I strongly recommend Room; I’ve never read a book like it before, and I doubt anything else I ever read will come close.

 – Judith

Book Review: Sons and Lovers

Sons and Lovers is a story by D.H. Lawrence which ‘concerns childhood and adolescence and all that go with them, including fear, shame, self‑consciousness, emotional hypersensitivity, sexual awakening’ (Morrison, 2013).

The book focuses upon Mrs Morel, and her youngest son Paul, as well as the relationships he has with two different women in the town: Miriam and Clara.
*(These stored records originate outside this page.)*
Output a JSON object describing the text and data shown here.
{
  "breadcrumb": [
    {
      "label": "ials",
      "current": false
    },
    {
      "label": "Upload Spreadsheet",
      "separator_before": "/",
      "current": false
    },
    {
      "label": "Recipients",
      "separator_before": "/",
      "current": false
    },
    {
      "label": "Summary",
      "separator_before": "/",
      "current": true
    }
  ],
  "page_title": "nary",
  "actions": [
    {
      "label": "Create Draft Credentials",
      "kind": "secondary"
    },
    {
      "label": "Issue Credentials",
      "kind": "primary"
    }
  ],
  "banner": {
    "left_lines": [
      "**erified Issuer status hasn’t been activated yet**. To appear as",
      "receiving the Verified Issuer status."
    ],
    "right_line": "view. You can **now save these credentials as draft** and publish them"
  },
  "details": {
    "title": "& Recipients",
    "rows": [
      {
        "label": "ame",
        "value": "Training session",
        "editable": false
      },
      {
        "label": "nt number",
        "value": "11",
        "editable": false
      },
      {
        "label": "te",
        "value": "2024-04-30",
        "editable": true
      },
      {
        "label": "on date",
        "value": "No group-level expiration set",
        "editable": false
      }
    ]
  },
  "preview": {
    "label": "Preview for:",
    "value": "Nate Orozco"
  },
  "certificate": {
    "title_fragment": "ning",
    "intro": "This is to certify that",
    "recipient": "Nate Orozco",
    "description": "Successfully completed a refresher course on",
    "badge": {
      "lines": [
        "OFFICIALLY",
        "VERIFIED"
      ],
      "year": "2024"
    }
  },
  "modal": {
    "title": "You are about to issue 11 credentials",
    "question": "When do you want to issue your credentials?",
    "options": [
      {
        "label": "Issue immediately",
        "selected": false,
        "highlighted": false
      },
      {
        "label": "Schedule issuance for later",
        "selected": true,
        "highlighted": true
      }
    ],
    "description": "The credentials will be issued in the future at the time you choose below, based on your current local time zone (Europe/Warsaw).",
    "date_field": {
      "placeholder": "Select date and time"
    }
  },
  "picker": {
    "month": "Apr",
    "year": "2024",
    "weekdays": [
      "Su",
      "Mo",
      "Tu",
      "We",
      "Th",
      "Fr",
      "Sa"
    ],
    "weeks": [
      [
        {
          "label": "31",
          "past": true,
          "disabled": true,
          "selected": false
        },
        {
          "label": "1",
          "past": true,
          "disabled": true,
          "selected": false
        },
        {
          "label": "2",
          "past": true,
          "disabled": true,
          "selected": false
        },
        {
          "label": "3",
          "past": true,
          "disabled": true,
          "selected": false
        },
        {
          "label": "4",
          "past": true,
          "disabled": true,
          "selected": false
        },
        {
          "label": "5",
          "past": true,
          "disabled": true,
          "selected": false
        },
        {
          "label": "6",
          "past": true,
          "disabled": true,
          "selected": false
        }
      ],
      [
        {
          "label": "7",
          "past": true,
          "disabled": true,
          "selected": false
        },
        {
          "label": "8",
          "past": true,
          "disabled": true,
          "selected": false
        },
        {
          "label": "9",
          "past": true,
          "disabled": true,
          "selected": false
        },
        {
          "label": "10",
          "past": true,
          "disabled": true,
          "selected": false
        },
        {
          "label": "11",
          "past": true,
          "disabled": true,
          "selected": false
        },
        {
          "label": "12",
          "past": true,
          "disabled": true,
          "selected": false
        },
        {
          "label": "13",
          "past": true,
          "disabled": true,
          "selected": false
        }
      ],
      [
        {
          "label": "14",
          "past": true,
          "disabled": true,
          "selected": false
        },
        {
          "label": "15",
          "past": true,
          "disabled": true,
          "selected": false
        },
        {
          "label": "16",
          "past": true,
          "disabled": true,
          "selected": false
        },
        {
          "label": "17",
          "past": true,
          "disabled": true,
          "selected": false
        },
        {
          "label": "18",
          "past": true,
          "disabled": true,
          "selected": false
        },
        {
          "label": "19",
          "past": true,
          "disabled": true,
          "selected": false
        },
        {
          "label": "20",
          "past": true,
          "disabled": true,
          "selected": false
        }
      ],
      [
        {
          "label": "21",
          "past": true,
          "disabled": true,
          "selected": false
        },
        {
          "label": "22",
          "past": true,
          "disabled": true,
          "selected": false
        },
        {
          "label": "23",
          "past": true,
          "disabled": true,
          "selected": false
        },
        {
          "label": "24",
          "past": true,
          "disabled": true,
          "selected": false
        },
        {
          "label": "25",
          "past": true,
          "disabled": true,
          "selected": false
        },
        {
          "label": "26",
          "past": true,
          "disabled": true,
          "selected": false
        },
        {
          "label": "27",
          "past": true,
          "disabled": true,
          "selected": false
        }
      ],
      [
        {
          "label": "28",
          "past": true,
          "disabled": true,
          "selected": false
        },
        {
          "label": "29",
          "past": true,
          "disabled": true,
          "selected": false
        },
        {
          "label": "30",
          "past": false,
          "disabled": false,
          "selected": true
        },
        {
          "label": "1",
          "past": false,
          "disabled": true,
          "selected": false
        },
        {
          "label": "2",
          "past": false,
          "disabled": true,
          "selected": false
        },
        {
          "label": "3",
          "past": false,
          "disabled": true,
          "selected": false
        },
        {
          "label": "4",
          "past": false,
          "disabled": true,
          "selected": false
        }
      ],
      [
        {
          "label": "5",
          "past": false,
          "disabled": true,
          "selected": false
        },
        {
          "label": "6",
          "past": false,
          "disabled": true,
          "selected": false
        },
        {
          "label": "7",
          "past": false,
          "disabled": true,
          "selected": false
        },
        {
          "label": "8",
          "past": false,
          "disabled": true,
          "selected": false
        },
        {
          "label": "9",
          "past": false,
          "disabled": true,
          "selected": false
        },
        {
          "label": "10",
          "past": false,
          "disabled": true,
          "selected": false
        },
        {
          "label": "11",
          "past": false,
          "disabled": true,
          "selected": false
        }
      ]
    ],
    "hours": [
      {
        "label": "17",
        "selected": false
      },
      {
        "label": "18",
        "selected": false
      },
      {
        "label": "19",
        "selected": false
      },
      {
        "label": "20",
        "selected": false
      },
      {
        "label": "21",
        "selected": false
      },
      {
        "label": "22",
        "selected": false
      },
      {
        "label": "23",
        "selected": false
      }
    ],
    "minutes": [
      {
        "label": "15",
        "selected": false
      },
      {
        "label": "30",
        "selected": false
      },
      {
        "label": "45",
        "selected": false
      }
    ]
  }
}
Paul and his mother have an intensely close relationship, and the two behave as lovers – hence the title – which then has an impact on the way Paul sees the world and forms relationships with others.

Sons and Lovers has Lawrence’s clear imprint upon it; the use of Nottinghamshire dialect, characters from a working-class background, the setting of a mining town, and touching on themes such as class, gender, and sexuality.

Yet despite Lawrence’s clear coverage of Paul’s Oedipus Complex*, I found Sons and Lovers less sexually explicit than Lady Chatterley’s Lover, which was a relief!

*Oedipus Complex: A theory that the unconscious mind desires sexual relations with the parent of the opposite sex (e.g. sons being sexually attracted to their mothers)

Another difference between Lady Chatterley’s Lover and Sons and Lovers is that in Sons and Lovers, the novel follows the daily life of Mrs Morel and her family over a period of time and, well, that’s about it. As Paul flitted between Miriam, Clara, and Mrs Morel, I never got the impression that the action was building to anything. Thus, when the book ended, it just ended.

Furthermore, for a book which frequently refers to the gender inequalities between men and women, the portrayal of women in Sons and Lovers was not a positive one. It’s clear Paul uses his relationships with Miriam and Clara to satisfy his physical needs and not much else.  Miriam regularly speaks of her desire not to be held back in life because she is a woman, yet spends her entire time moping around the non-committal Paul, only ever seeing her future in relation to his. We are told Clara is a suffragist, yet scenes of Clara expressing her feminist beliefs are omitted, and instead we are provided more details of Clara’s clinging to Paul.

I can understand why Sons and Lovers has received high praise from readers and critics alike; Lawrence’s writing is good, and his descriptions are detailed and lifelike. The theme of incestuous love between mother and son is certainly one most writers would steer well clear of, but Lawrence tackles it in an interesting way.

Morrison writes that ‘For those new to his [that is, Lawrence’s] work, Sons and Lovers is the place to start.’ (The Guardian, 2013).

Whilst I disagree with this, I can’t deny that I enjoy Lawrence’s writing, and there is no doubt in my mind that I will read more of his novels in future.

 

– Judith